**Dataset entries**
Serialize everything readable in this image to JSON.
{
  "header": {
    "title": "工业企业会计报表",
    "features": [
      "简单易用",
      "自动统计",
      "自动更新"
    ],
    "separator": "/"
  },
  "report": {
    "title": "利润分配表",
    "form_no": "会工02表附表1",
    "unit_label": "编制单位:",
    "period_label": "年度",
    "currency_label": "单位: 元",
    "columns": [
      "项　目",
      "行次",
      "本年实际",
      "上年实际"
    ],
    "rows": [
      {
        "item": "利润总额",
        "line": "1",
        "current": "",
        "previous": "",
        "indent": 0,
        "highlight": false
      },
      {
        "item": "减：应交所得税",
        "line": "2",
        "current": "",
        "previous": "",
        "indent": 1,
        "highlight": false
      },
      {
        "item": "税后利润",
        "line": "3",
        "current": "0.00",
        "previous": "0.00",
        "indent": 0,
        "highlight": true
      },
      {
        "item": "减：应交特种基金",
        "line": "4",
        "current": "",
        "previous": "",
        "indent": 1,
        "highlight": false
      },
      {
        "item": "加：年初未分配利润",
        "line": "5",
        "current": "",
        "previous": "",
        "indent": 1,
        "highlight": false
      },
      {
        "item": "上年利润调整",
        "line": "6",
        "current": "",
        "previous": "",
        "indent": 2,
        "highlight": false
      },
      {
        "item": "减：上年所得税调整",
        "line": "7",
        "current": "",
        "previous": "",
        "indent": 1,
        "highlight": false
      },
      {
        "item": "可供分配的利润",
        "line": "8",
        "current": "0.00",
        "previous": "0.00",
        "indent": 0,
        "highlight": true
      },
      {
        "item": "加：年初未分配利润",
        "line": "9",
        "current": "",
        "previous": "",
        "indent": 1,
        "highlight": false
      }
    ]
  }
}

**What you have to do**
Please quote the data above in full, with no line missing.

**Task answer**
Serialize everything readable in this image to JSON.
{
  "header": {
    "title": "工业企业会计报表",
    "features": [
      "简单易用",
      "自动统计",
      "自动更新"
    ],
    "separator": "/"
  },
  "report": {
    "title": "利润分配表",
    "form_no": "会工02表附表1",
    "unit_label": "编制单位:",
    "period_label": "年度",
    "currency_label": "单位: 元",
    "columns": [
      "项　目",
      "行次",
      "本年实际",
      "上年实际"
    ],
    "rows": [
      {
        "item": "利润总额",
        "line": "1",
        "current": "",
        "previous": "",
        "indent": 0,
        "highlight": false
      },
      {
        "item": "减：应交所得税",
        "line": "2",
        "current": "",
        "previous": "",
        "indent": 1,
        "highlight": false
      },
      {
        "item": "税后利润",
        "line": "3",
        "current": "0.00",
        "previous": "0.00",
        "indent": 0,
        "highlight": true
      },
      {
        "item": "减：应交特种基金",
        "line": "4",
        "current": "",
        "previous": "",
        "indent": 1,
        "highlight": false
      },
      {
        "item": "加：年初未分配利润",
        "line": "5",
        "current": "",
        "previous": "",
        "indent": 1,
        "highlight": false
      },
      {
        "item": "上年利润调整",
        "line": "6",
        "current": "",
        "previous": "",
        "indent": 2,
        "highlight": false
      },
      {
        "item": "减：上年所得税调整",
        "line": "7",
        "current": "",
        "previous": "",
        "indent": 1,
        "highlight": false
      },
      {
        "item": "可供分配的利润",
        "line": "8",
        "current": "0.00",
        "previous": "0.00",
        "indent": 0,
        "highlight": true
      },
      {
        "item": "加：年初未分配利润",
        "line": "9",
        "current": "",
        "previous": "",
        "indent": 1,
        "highlight": false
      }
    ]
  }
}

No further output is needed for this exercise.